(DATA EXTRACTS)

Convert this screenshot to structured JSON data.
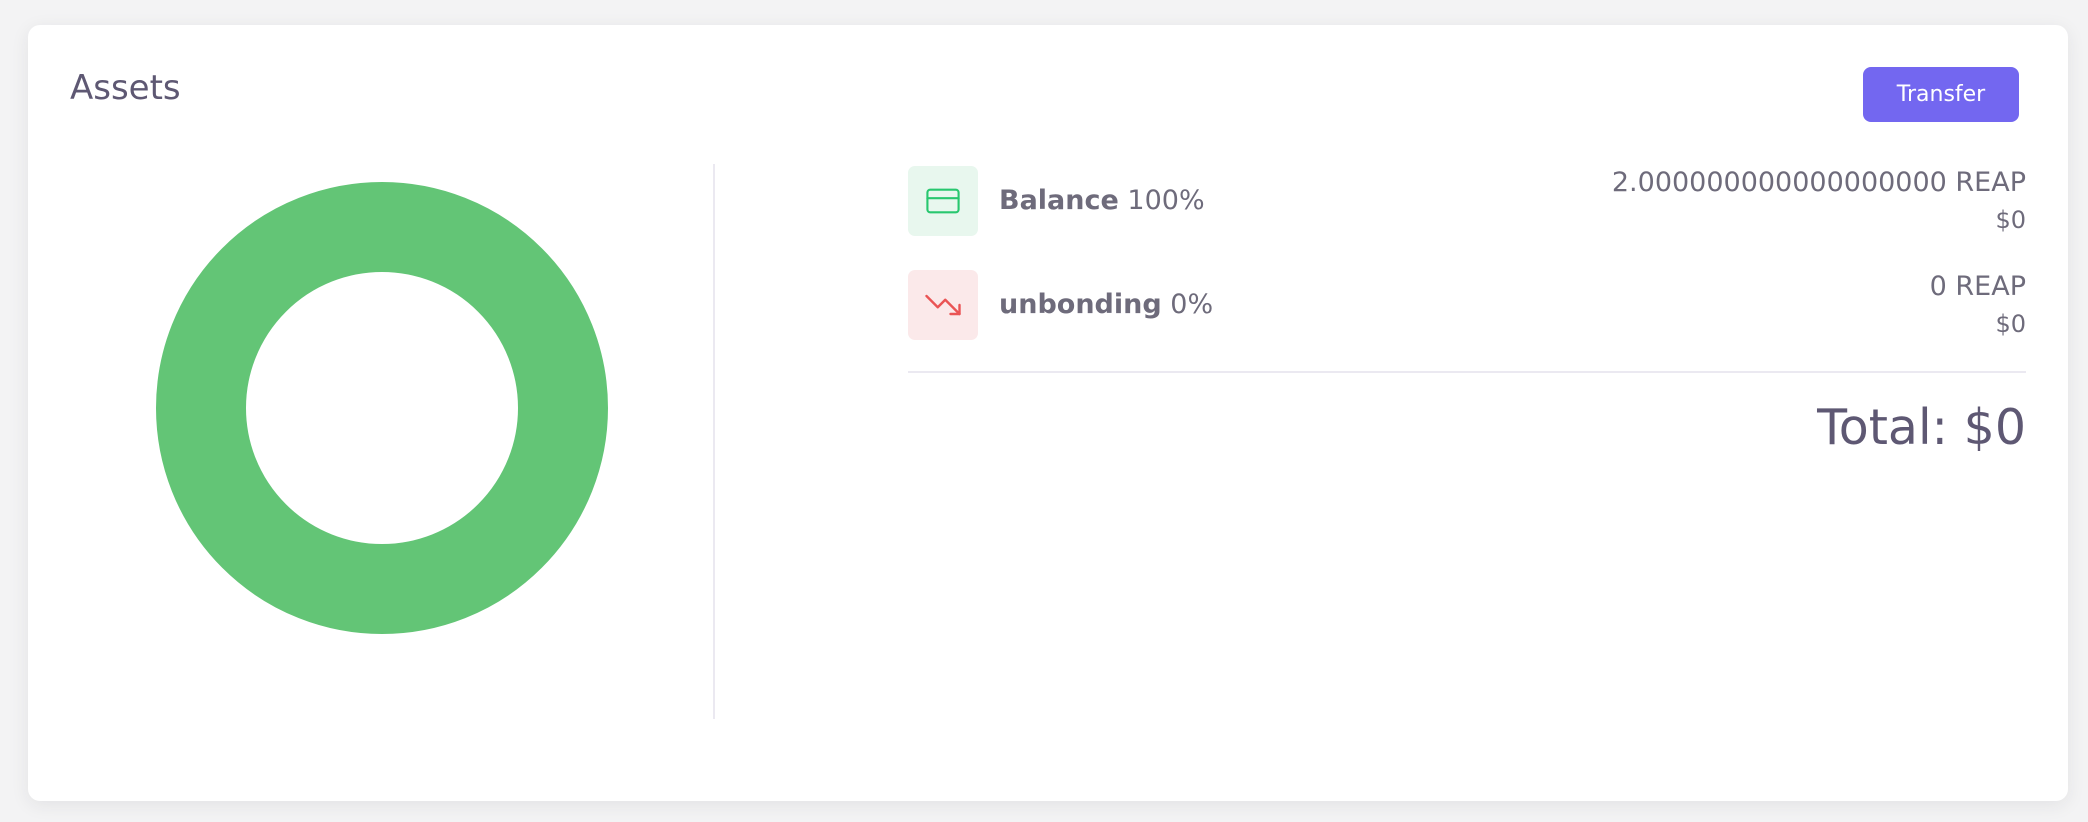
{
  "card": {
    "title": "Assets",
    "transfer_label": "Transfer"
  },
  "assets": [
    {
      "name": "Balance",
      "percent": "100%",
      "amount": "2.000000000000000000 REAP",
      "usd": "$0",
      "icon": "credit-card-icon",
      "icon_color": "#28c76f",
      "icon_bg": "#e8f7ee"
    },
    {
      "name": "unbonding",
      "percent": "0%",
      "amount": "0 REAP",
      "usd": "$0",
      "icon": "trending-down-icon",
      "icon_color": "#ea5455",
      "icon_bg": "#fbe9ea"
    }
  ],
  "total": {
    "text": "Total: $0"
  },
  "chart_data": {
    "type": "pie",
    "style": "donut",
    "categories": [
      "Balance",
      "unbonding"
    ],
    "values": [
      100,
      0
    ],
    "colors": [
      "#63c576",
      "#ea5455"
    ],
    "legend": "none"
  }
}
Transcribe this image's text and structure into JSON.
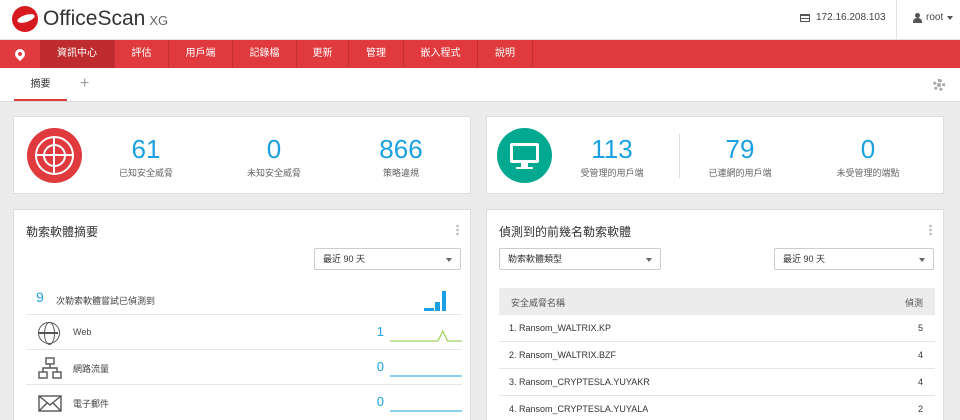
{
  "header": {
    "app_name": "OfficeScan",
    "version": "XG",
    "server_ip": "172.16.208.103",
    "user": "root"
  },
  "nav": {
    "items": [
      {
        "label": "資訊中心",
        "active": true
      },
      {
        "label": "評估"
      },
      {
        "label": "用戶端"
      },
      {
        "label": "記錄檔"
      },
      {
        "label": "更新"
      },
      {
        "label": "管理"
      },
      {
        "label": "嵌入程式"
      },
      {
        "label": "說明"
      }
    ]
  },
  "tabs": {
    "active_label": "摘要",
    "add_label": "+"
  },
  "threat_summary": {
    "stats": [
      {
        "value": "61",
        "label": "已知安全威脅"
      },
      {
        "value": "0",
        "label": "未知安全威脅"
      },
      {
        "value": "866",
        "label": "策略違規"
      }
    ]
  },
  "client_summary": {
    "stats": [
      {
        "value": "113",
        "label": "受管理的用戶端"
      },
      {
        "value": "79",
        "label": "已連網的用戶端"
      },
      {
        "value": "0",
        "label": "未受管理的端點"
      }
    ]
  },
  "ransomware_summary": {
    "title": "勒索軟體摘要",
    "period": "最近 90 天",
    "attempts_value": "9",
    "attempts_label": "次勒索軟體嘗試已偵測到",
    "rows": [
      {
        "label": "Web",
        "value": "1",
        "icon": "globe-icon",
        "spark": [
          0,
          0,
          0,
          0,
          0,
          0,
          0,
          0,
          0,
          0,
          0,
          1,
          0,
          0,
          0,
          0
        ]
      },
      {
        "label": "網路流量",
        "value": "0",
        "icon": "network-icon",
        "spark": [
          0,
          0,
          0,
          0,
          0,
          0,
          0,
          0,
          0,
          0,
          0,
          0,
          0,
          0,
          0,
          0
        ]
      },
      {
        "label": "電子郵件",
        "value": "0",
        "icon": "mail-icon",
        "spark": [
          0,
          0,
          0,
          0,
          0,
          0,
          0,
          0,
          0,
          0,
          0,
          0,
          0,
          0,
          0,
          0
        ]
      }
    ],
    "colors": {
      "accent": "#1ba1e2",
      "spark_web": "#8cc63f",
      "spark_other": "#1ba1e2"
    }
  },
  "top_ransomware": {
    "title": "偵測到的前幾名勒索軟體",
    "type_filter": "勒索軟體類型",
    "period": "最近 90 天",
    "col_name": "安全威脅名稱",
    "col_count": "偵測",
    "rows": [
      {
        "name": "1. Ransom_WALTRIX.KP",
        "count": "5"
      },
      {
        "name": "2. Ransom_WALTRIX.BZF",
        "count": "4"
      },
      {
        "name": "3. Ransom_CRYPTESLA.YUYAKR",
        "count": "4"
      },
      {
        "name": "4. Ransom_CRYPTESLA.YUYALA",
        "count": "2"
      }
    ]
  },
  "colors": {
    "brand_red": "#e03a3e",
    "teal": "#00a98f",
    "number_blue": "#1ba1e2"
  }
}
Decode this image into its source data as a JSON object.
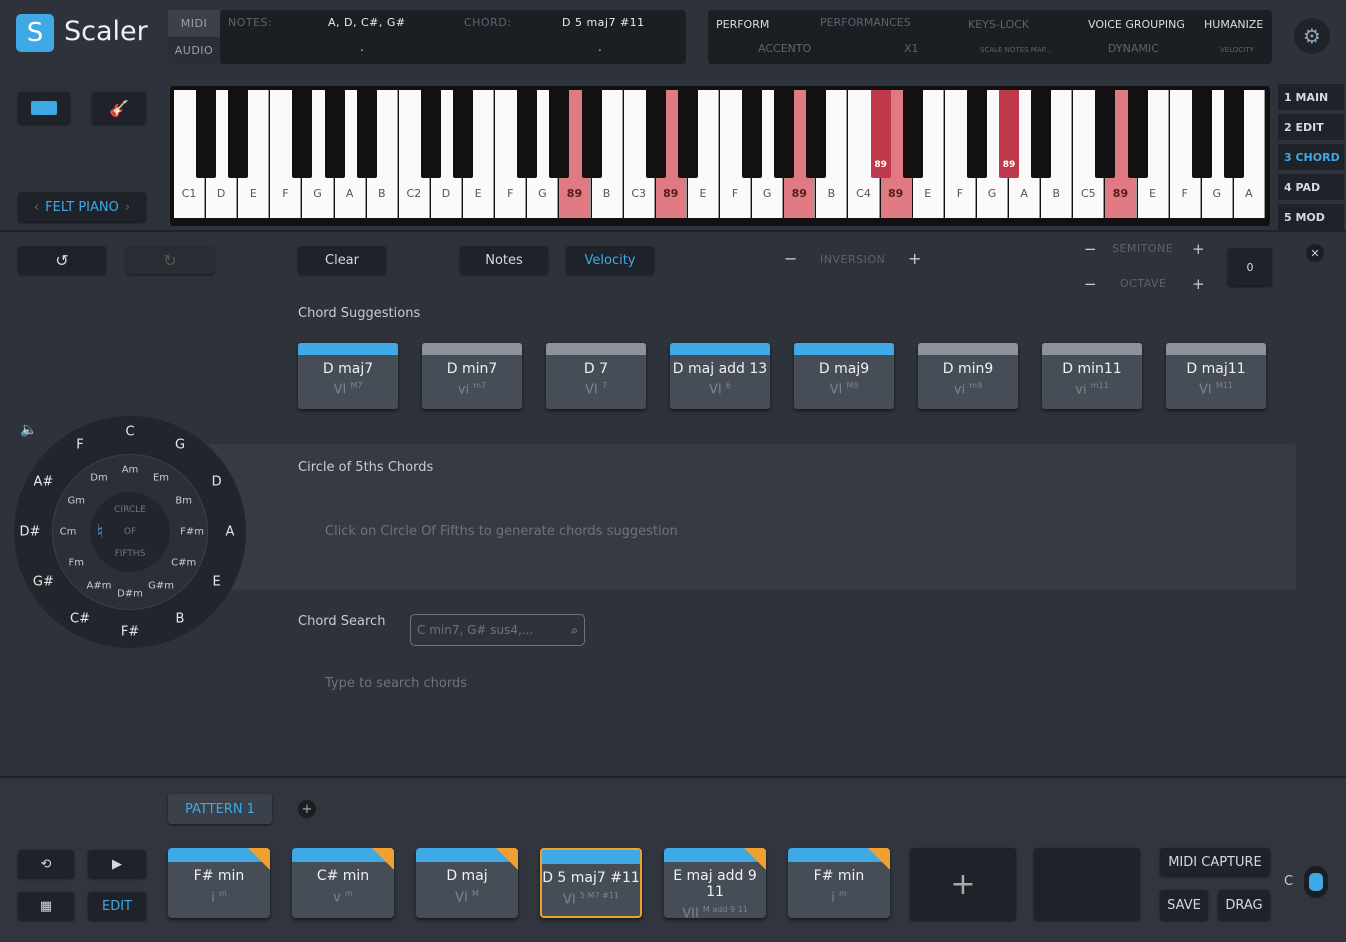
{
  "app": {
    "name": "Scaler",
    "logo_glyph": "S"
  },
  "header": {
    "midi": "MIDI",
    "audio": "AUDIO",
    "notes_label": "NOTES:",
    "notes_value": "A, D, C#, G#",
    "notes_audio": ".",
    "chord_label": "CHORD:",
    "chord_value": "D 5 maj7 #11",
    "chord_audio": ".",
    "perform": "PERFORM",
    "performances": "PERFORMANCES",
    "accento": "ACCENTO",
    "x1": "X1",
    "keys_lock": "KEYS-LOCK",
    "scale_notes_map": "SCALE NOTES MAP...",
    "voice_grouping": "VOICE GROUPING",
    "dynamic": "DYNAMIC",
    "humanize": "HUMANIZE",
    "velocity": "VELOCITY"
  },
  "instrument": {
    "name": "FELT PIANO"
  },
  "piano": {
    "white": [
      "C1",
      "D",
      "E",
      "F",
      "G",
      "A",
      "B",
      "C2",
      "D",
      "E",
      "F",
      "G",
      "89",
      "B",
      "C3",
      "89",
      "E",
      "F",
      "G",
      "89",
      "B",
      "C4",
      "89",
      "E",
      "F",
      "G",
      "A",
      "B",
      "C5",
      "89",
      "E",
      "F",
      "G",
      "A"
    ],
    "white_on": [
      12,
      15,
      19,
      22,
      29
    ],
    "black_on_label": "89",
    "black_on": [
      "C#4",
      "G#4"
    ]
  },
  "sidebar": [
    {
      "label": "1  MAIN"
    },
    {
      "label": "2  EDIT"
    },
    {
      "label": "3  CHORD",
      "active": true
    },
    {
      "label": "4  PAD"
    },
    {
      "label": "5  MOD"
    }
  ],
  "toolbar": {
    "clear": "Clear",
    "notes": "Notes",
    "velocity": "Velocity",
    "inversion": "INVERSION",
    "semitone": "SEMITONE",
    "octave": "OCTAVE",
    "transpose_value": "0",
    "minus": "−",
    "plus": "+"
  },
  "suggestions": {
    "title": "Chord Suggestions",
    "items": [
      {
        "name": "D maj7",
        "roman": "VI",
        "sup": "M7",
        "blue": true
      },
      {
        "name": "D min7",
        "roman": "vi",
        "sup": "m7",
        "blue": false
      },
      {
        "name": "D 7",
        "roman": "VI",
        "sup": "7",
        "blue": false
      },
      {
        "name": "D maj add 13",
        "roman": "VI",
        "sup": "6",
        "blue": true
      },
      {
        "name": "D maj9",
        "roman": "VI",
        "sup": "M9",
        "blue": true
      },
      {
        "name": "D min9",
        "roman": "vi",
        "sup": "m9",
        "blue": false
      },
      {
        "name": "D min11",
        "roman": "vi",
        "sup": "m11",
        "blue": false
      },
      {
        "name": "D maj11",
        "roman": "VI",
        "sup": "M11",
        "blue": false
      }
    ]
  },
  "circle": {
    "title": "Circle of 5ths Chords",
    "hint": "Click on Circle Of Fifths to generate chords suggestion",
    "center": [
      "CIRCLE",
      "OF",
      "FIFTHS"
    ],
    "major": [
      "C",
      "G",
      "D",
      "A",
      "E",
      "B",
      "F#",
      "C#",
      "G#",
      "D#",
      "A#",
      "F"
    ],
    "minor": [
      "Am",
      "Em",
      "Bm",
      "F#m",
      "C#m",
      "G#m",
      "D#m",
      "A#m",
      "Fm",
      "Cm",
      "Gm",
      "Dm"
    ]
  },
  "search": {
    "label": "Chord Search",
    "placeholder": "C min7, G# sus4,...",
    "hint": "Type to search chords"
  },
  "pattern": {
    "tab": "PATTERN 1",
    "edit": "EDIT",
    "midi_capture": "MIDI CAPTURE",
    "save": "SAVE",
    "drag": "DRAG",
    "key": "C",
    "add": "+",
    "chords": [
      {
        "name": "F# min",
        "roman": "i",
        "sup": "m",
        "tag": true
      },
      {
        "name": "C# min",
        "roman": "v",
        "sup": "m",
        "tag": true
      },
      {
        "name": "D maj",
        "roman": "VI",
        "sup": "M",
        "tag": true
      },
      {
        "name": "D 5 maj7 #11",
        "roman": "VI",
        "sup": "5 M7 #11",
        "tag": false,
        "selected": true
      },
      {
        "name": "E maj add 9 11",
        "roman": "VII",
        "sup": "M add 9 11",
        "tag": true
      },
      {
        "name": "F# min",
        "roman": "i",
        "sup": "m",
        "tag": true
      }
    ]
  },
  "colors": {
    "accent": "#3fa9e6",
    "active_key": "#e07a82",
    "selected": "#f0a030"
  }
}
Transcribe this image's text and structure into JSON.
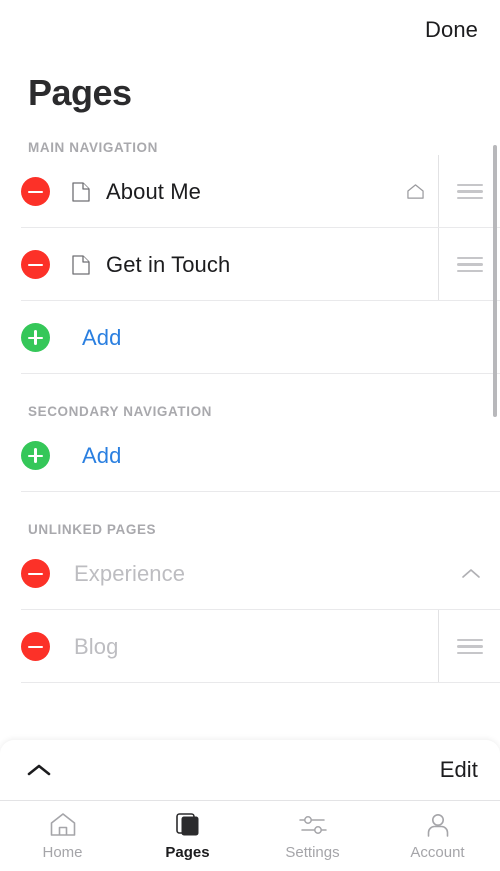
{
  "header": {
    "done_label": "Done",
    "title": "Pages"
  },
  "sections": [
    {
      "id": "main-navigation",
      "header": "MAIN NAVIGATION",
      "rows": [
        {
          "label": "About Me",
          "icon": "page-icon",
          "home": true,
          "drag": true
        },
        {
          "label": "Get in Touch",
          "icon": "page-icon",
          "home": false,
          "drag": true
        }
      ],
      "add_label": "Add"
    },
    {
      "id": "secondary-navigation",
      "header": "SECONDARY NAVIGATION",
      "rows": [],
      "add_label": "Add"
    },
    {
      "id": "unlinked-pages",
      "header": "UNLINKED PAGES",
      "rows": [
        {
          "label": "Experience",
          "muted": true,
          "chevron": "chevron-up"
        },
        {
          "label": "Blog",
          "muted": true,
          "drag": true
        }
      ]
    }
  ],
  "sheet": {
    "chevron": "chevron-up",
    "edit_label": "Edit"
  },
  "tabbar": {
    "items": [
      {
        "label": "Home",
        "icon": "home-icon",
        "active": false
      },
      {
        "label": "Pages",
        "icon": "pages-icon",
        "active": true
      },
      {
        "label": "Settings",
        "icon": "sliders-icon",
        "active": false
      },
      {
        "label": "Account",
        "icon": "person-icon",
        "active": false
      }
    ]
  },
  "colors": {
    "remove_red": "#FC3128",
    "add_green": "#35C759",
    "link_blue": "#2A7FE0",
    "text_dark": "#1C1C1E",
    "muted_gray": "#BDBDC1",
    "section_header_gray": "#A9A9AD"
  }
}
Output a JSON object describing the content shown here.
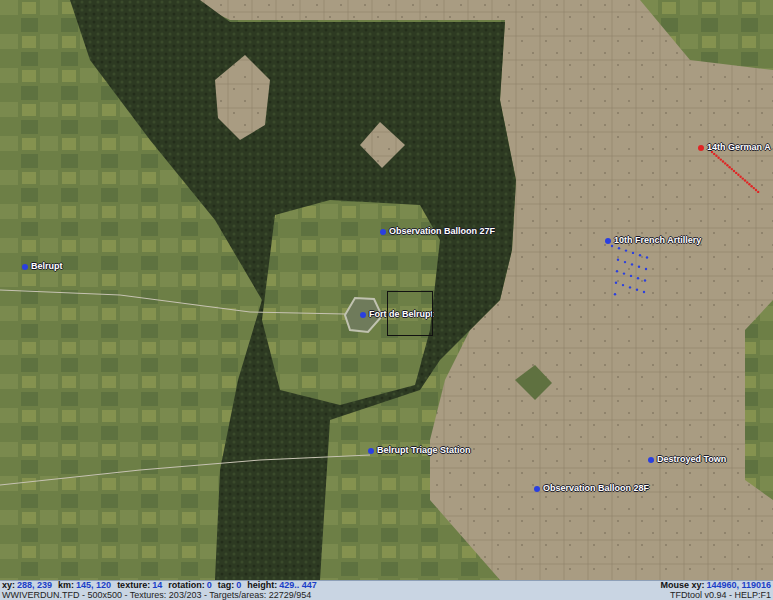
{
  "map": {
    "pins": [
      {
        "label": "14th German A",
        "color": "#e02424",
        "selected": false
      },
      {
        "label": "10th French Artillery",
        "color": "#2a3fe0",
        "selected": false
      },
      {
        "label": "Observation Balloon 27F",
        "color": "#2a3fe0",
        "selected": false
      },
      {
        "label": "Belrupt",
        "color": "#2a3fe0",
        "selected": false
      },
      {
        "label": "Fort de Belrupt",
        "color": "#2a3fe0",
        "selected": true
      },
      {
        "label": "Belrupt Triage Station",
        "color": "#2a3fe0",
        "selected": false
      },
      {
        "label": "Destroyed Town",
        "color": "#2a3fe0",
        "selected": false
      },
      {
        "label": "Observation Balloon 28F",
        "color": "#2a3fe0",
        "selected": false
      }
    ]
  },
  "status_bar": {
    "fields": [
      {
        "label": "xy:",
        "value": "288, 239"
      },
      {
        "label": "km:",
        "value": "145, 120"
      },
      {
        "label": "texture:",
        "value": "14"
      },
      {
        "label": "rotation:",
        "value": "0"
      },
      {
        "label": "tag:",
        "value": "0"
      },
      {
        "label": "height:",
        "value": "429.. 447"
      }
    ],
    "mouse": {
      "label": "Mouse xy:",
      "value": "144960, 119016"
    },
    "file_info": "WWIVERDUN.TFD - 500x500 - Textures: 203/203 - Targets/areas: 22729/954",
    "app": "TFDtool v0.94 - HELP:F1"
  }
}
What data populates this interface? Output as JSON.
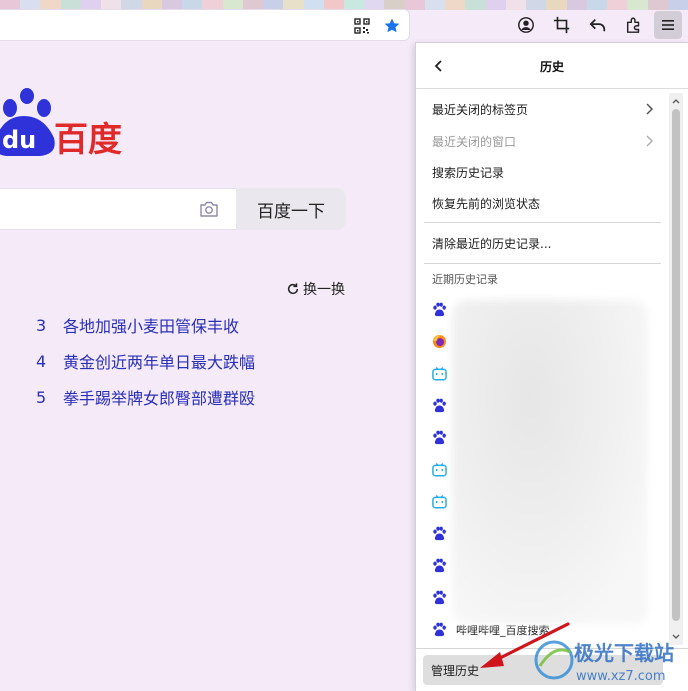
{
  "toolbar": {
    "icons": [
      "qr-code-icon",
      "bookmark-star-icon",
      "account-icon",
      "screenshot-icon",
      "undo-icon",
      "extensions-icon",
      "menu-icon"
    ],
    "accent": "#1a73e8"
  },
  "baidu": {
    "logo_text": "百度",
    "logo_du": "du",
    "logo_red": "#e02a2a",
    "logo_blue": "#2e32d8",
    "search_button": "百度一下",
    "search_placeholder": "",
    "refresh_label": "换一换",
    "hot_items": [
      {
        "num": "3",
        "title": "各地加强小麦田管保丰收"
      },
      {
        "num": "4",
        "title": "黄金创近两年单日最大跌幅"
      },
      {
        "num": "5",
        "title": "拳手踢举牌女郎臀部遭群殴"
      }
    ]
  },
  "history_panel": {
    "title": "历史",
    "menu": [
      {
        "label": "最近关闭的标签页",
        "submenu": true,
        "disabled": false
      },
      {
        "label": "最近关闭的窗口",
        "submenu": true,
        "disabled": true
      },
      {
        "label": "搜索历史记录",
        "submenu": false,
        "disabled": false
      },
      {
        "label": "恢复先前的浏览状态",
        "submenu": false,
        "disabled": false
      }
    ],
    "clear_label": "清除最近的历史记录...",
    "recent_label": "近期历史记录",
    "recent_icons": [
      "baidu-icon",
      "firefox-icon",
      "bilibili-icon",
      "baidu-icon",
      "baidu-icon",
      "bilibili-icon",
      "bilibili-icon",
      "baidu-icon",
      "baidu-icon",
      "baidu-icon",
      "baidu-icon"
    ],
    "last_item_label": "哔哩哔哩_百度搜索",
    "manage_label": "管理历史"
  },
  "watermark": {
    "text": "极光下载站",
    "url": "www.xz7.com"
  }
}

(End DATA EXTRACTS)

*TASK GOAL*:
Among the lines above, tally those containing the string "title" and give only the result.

*ANSWER BOX*:
10